● WORK REQUIRED
Answer with a single number: the count of lines below that hold "label".
[DATA FOR THIS EXERCISE — start]
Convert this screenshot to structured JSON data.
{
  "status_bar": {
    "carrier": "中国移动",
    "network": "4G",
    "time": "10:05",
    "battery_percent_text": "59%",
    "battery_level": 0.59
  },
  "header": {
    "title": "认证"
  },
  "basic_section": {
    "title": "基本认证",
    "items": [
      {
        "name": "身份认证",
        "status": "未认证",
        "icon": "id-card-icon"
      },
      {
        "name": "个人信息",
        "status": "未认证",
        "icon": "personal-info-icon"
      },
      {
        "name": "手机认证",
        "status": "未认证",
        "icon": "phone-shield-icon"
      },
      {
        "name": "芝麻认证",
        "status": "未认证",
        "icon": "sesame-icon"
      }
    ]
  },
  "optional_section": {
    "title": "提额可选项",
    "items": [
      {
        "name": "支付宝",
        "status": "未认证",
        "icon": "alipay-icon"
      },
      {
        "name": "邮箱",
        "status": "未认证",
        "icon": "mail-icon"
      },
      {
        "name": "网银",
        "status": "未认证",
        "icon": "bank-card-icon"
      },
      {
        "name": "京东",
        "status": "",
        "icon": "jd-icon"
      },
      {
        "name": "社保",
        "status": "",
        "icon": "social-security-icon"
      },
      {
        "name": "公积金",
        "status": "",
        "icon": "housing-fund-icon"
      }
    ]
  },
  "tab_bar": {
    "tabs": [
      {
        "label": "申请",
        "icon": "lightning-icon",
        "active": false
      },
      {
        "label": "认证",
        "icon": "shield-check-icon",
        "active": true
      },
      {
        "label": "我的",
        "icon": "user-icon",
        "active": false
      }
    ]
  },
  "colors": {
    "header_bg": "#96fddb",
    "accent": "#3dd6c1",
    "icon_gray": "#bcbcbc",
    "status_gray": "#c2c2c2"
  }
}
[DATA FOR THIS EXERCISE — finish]
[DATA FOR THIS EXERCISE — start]
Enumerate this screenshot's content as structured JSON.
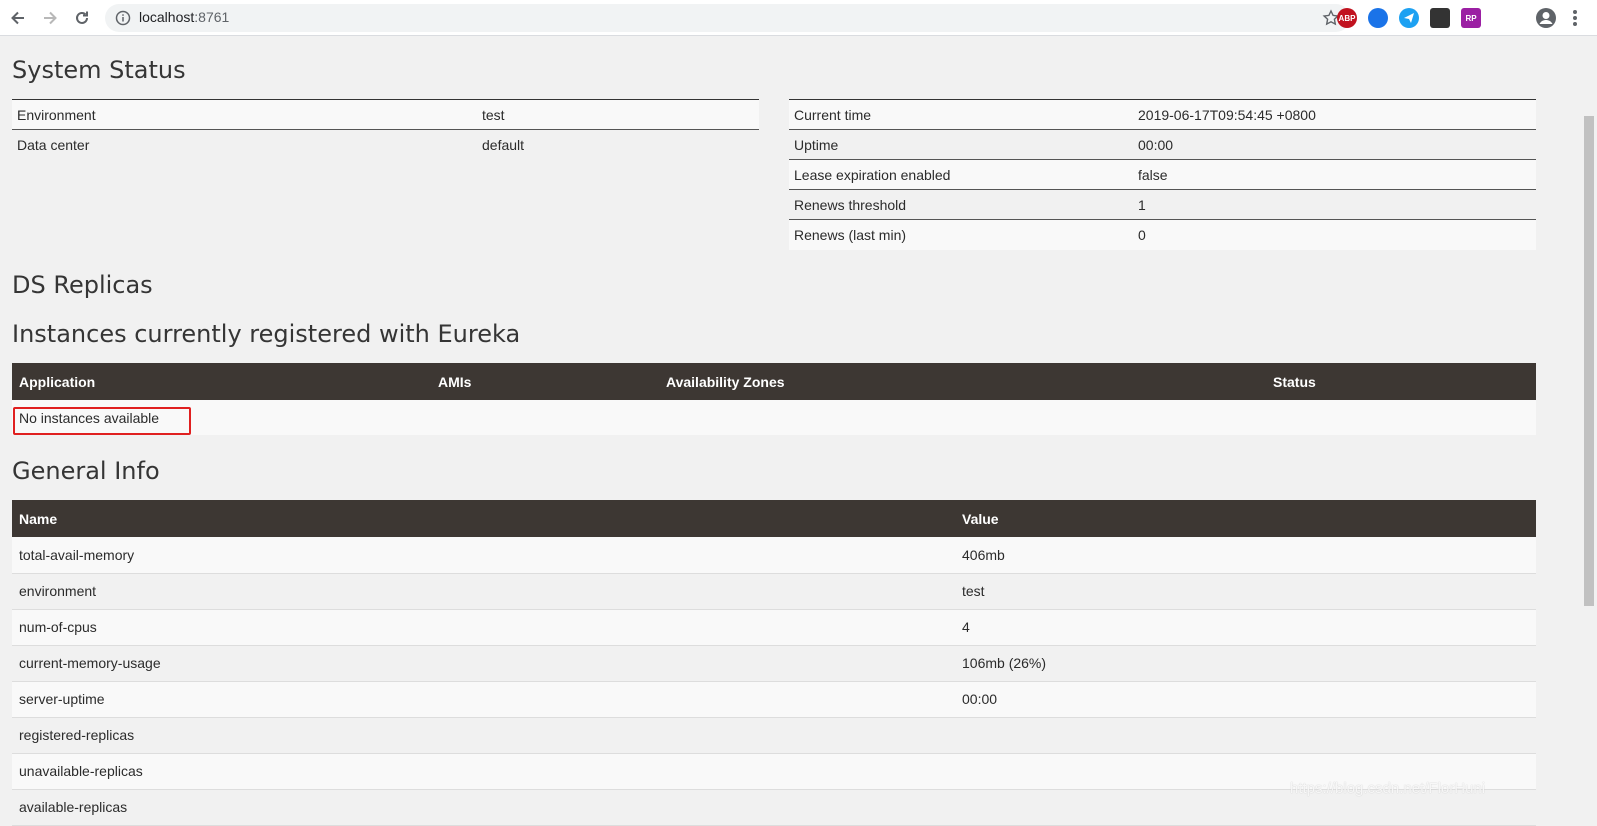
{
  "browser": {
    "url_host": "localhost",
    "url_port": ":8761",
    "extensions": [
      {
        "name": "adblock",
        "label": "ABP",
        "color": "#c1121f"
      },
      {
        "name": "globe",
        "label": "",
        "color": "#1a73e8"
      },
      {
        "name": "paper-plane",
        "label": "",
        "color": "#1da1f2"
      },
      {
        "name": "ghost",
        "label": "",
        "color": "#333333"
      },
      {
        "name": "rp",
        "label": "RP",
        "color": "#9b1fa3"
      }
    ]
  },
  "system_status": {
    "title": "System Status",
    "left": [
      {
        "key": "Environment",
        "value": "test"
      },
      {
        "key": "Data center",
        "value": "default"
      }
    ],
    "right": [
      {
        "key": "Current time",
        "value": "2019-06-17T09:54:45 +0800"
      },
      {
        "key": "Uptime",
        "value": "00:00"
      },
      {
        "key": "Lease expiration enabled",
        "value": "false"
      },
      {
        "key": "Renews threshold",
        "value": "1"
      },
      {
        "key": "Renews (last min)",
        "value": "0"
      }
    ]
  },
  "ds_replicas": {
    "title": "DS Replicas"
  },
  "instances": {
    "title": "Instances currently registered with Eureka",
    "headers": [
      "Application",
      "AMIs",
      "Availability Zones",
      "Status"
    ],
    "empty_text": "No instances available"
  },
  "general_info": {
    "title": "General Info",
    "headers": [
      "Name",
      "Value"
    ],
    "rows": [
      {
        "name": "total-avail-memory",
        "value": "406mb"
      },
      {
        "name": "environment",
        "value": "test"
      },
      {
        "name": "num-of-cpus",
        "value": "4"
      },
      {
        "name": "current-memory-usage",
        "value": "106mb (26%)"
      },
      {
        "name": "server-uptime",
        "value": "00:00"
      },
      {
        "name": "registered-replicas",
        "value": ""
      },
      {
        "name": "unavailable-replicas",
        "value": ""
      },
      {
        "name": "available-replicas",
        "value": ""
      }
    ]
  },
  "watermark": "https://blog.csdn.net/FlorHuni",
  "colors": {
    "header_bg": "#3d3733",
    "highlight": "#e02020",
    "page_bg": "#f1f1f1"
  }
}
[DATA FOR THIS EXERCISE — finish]
● FINISHED EXERCISE
8